WASHINGTON -- Treasury Secretary Robert Rubin expressed confidence Wednesday that Congress will approve $18 billion for the International Monetary Fund despite a decision by House Republican leaders to delay action until September.
"It is imperative for our economy," Rubin told reporters. "I believe in the final analysis ... we will get a clean vote on IMF on the House floor."
The House Appropriations Committee on Wednesday put off considering a $12.8 billion foreign operations bill and attached IMF funding because of disagreements between GOP critics of the IMF and pro-business lawmakers who support its efforts to save faltering world economies.
The bill approved by a House subcommittee had $3.4 billion for the IMF, but some members of the committee want to add $14.5 billion in credit that was requested by the Clinton administration.
Appropriations Committee Chairman Bob Livingston told Republican leaders he couldn't "in good conscience" send the foreign operations bill to the House without voting on IMF in committee first, something that could create problems for GOP critics.
"I tend to sympathize with the argument that the IMF is not up to snuff ...," Livingston said. "But I also agree with the argument that we've got an Asian crisis, we've got a Russian crisis and that deferring IMF funding again this year would send a psychological message to the world that America is retreating within its borders and becoming more isolationist."
Livingston, R-La., said he hoped the full $18 billion for the IMF will be approved when the measure comes up again after an August recess.
"Hopefully, there will be a more definitive understanding of the size and scope of the Asian and Russian problem," Livingston said. "Hopefully, we'll have more of a consensus among our (GOP) membership about what to do, too."
House Majority Leader Dick Armey, R-Texas, has promised an all-out effort to fight full funding because of alleged IMF mismanagement.

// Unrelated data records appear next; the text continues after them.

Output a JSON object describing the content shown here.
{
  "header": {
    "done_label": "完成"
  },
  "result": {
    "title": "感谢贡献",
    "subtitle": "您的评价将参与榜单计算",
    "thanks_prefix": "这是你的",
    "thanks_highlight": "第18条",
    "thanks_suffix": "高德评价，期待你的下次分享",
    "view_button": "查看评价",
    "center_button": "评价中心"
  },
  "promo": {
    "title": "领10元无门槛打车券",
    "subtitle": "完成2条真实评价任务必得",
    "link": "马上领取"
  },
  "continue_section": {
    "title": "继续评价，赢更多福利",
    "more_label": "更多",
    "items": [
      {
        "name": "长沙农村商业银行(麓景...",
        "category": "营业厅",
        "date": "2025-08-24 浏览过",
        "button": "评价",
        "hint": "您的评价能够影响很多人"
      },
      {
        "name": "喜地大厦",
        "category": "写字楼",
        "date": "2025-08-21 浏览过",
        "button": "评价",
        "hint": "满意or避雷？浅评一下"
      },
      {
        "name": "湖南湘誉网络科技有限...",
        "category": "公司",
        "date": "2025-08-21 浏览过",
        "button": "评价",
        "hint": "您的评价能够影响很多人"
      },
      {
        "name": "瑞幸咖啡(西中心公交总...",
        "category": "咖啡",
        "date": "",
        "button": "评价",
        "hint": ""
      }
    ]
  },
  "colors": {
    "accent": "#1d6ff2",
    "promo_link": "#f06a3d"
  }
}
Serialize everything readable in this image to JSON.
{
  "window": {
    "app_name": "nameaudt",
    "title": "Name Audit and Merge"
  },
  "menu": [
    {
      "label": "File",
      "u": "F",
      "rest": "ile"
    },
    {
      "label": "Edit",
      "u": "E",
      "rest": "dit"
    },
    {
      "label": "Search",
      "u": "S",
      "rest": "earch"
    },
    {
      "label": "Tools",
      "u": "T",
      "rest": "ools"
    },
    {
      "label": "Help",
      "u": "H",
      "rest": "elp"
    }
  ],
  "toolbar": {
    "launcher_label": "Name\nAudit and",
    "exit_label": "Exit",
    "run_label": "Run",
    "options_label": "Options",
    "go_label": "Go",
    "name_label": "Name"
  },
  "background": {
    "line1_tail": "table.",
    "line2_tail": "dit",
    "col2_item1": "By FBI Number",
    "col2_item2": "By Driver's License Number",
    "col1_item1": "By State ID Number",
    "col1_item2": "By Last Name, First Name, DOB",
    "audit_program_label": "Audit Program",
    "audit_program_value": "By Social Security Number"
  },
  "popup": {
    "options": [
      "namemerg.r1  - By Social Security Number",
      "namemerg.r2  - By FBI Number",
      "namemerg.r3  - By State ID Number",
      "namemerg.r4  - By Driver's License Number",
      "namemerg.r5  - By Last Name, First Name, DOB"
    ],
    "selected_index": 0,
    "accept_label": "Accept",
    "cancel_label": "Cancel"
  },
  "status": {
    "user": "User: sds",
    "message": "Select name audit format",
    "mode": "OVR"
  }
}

Complicating matters, Armey and Livingston are engaged in a behind-the-scenes battle to succeed Newt Gingrich as speaker if he steps down to run for president next year.
White House spokesman Mike McCurry called the delay on IMF funding "a very shortsighted result of what is political theater under way within the Congress" during an election year. He urged lawmakers to listen to Federal Reserve Chairman Alan Greenspan, who has told Congress the key factor affecting the U.S. economy is the Asian financial crisis.
"It's going to be necessary for others in leadership positions to step up to their obligations to lead and to move this measure forward," McCurry said.
Wisconsin Rep. David Obey, the senior Democrat on the Appropriations Committee, said delaying the IMF vote could contribute to another downward spiral in Asia, where currencies have plummeted, decreasing the market for U.S. exports.
"Asia, in my view, is only going to get worse," Obey said in an interview. "This foot-dragging is running an incredible risk."
Some House lawmakers also want to amend the IMF measure to restrict funding for family planning programs overseas, a condition that would attract a veto from President Clinton, according to the administration.
The Senate approved $18 billion for the IMF in March. Separately, the Senate Appropriations Committee on Tuesday included the $18 billion for the fund in its 1999 foreign operations spending bill.
Senate Minority Leader Tom Daschle, D-S.D., said the House leadership's delays are making a bad situation worse at a time when the IMF's coffers are being depleted by multibillion-dollar loans to several Asian nations and, this week, Russia.
"It's an irresponsible decision by House leadership, and this country is going to pay a heavy price," he said.
Conditions that some lawmakers want to impose on the IMF include ending below-market subsidized loasn to regular borrowers and making it publicly disclose the minutes of its meetings and details of its budget.